Go through the records and copy each line where the word "name" occurs.

Dataset entries:
=== Begin Enclosure ===

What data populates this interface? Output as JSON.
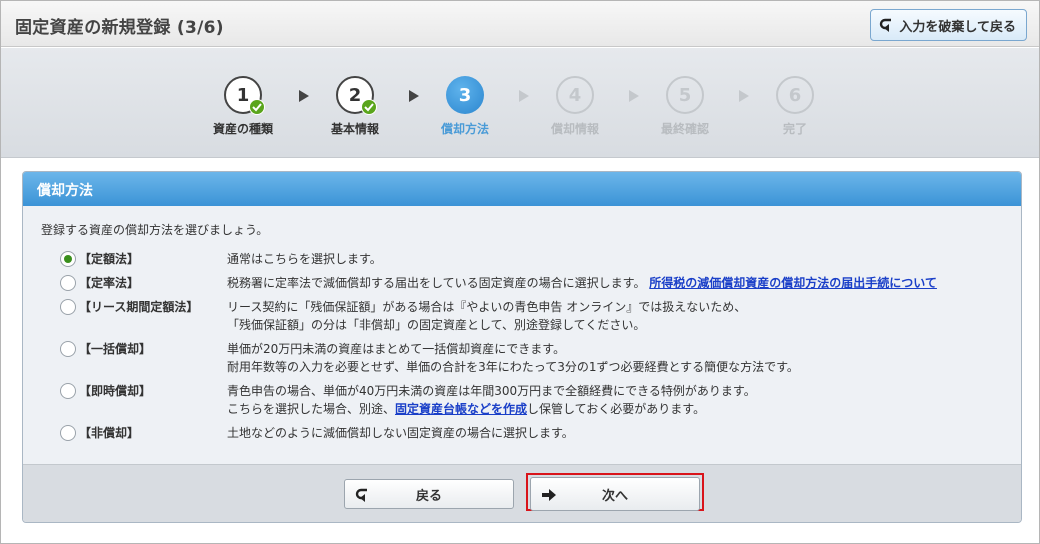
{
  "header": {
    "title": "固定資産の新規登録 (3/6)",
    "discard_label": "入力を破棄して戻る"
  },
  "steps": [
    {
      "num": "1",
      "label": "資産の種類",
      "state": "done"
    },
    {
      "num": "2",
      "label": "基本情報",
      "state": "done"
    },
    {
      "num": "3",
      "label": "償却方法",
      "state": "active"
    },
    {
      "num": "4",
      "label": "償却情報",
      "state": "future"
    },
    {
      "num": "5",
      "label": "最終確認",
      "state": "future"
    },
    {
      "num": "6",
      "label": "完了",
      "state": "future"
    }
  ],
  "panel": {
    "title": "償却方法",
    "intro": "登録する資産の償却方法を選びましょう。",
    "options": [
      {
        "name": "【定額法】",
        "selected": true,
        "lines": [
          "通常はこちらを選択します。"
        ]
      },
      {
        "name": "【定率法】",
        "selected": false,
        "lines": [
          "税務署に定率法で減価償却する届出をしている固定資産の場合に選択します。"
        ],
        "link": "所得税の減価償却資産の償却方法の届出手続について"
      },
      {
        "name": "【リース期間定額法】",
        "selected": false,
        "lines": [
          "リース契約に「残価保証額」がある場合は『やよいの青色申告 オンライン』では扱えないため、",
          "「残価保証額」の分は「非償却」の固定資産として、別途登録してください。"
        ]
      },
      {
        "name": "【一括償却】",
        "selected": false,
        "lines": [
          "単価が20万円未満の資産はまとめて一括償却資産にできます。",
          "耐用年数等の入力を必要とせず、単価の合計を3年にわたって3分の1ずつ必要経費とする簡便な方法です。"
        ]
      },
      {
        "name": "【即時償却】",
        "selected": false,
        "lines": [
          "青色申告の場合、単価が40万円未満の資産は年間300万円まで全額経費にできる特例があります。"
        ],
        "line2_pre": "こちらを選択した場合、別途、",
        "line2_link": "固定資産台帳などを作成",
        "line2_post": "し保管しておく必要があります。"
      },
      {
        "name": "【非償却】",
        "selected": false,
        "lines": [
          "土地などのように減価償却しない固定資産の場合に選択します。"
        ]
      }
    ]
  },
  "footer": {
    "back_label": "戻る",
    "next_label": "次へ"
  },
  "colors": {
    "accent": "#3b93d6",
    "highlight": "#d9141a",
    "done_check": "#5aa51c"
  }
}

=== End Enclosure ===

Output of the exercise:
        "name": "【定額法】",
        "name": "【定率法】",
        "name": "【リース期間定額法】",
        "name": "【一括償却】",
        "name": "【即時償却】",
        "name": "【非償却】",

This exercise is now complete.